In the world of the alternate landscape potted plants, ceramic garden flamingos and plastic flowers are all worthy of attention and consideration. As much as anything else this kind of photography explores our relationship with the natural landscape in the modern world. We no longer live within and as a part of the landscape, but we need pleasant and safe memories of it to remind us of a once vital connection with the natural world.

I'm a huge fan of traditional, picturesque landscape photography. But I'm also fascinated by alternate views of beauty. Kitsch, for example, provides wonderful opportunities to explore notions of taste and beauty.

In the above example, made from a small cafe in a guest house I was staying at while traveling in the Huangshan (i.e., Yellow Mountain) region of Eastern China, I was fascinated by the autumn colored plastic leaves, placed on the inside of the window, with the winter landscape behind. I guess they're placed there as a reminder of how beautiful the location is during autumn.

I like the vibrancy and strong shapes of the foreground leaves against the subtly of the background. The crack in the window adds another element of unconventional beauty to the image.

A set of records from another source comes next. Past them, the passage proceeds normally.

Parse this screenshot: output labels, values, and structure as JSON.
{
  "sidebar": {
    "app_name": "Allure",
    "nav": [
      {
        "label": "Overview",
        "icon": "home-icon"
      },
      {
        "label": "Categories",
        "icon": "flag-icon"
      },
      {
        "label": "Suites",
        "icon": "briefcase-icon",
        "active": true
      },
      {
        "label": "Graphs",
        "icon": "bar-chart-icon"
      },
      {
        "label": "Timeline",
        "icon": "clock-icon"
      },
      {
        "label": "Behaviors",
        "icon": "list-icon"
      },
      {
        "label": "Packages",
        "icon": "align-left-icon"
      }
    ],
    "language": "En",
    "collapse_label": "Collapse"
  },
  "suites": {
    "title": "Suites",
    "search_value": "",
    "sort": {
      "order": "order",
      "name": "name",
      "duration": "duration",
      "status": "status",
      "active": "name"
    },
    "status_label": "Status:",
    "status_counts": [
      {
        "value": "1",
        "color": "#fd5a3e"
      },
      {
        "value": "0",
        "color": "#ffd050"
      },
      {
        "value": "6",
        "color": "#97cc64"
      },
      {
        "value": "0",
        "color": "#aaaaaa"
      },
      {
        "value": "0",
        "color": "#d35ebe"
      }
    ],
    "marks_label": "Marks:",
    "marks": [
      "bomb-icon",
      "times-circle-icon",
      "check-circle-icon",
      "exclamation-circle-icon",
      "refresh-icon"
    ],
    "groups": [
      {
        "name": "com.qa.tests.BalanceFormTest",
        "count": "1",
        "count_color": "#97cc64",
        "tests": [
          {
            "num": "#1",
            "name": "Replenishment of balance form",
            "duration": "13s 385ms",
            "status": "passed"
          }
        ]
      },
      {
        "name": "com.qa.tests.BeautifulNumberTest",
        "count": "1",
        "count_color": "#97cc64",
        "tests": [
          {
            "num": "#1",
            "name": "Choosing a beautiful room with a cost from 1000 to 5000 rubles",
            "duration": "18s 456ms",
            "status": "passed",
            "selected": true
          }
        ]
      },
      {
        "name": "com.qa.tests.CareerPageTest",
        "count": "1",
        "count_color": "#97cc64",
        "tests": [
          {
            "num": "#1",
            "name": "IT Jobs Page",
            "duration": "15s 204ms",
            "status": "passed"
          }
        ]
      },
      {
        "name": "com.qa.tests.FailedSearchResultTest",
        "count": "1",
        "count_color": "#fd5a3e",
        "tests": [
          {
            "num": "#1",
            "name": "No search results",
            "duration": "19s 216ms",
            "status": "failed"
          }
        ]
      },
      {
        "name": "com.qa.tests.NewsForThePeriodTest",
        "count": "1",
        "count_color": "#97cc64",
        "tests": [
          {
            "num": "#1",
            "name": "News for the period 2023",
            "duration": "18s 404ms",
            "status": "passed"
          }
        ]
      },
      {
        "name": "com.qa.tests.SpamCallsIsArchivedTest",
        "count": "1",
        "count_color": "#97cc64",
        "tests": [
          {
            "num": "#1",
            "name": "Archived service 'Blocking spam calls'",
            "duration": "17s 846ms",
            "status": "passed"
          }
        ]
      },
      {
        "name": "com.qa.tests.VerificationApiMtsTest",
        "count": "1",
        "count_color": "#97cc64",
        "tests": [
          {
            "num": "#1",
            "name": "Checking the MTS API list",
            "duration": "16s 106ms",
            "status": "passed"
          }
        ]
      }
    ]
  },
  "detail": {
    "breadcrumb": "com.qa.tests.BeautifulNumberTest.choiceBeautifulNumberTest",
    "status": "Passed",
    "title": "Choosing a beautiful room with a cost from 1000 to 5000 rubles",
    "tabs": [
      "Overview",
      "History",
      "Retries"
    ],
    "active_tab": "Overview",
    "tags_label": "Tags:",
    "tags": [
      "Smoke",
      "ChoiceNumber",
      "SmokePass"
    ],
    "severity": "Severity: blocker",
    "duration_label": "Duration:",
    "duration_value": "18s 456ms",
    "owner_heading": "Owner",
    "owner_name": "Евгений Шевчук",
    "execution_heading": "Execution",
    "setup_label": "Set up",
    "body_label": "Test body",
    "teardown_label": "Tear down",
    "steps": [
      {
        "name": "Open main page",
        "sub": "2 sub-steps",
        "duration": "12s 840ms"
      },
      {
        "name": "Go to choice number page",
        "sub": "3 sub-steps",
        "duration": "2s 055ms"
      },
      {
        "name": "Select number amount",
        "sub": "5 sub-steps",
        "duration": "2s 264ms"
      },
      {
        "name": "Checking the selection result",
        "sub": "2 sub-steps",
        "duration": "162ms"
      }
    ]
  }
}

I must say I was very well looked after at all the hotels in which I stayed in China. Probably no more so than at this lovely guest house. The owner, Wayne, and his staff provided exceptional service.

A steep staircase leads the visitor through a narrow alleyway in the City of Melbourne, Australia.

The Urban Landscape

This is a pretty broad term that generally relates to photos made in and around a city’s Central Business District (CBD). 

Urban landscape photos often include buildings but, being more about the environment and the way people interact with it, are different to much of what is commonly referred to as architectural photography. However, just as in certain kinds of architectural photography, urban landscape photos may include people as elements within the landscape being explored.

A visitor to the magnificent Huangshan (i.e., Yellow Mountain) in China moves gracefully through the mist shrouded landscape.

The Personal Landscape

This kind of image can feature any kind of subject matter. It’s more about internal feelings, moods and ideas that are given form, through the subject matter and the art form (e.g., photography) in question, than about what’s actually in front of the camera. Think of such photography as landscapes of the mind.

A photo of mine was used on a CD cover featuring music from a Swedish group. The music was highly experimental and very non-traditional. It was, exactly as I expected it to be, a soundscape that reminded me of the mournful quiet of polar regions punctuated by the sounds of the ice moving and breaking apart.

An abstract image formed, momentarily, on the surface of water off the coast of Prion Island in South Georgia.

Personal landscapes often make use of abstraction, which uses individual elements from within the scene as graphical elements, to explore relationships and conjure up imaginings removed from the physical reality of the scene in front of the camera. In this kind of photography composition, as a way to produce or suggest an altered reality, is more important than the need to record a visually accurate representation of the scene in front of the camera.

Spectacular cloud formations are illuminated by a glorious sunset over the Beagle Channel near Ushuaia in Argentina.

My View on Photography

The world of landscape photography is a rich and varied one. There’s room for all, just as there’s room for experimentation and individual interpretation, from artist and viewer alike. I love all manner of photography, just so long as it’s well done, life-affirming and celebrates the beauty of our world and its people.

Glenn Guy, Travel Photography Guru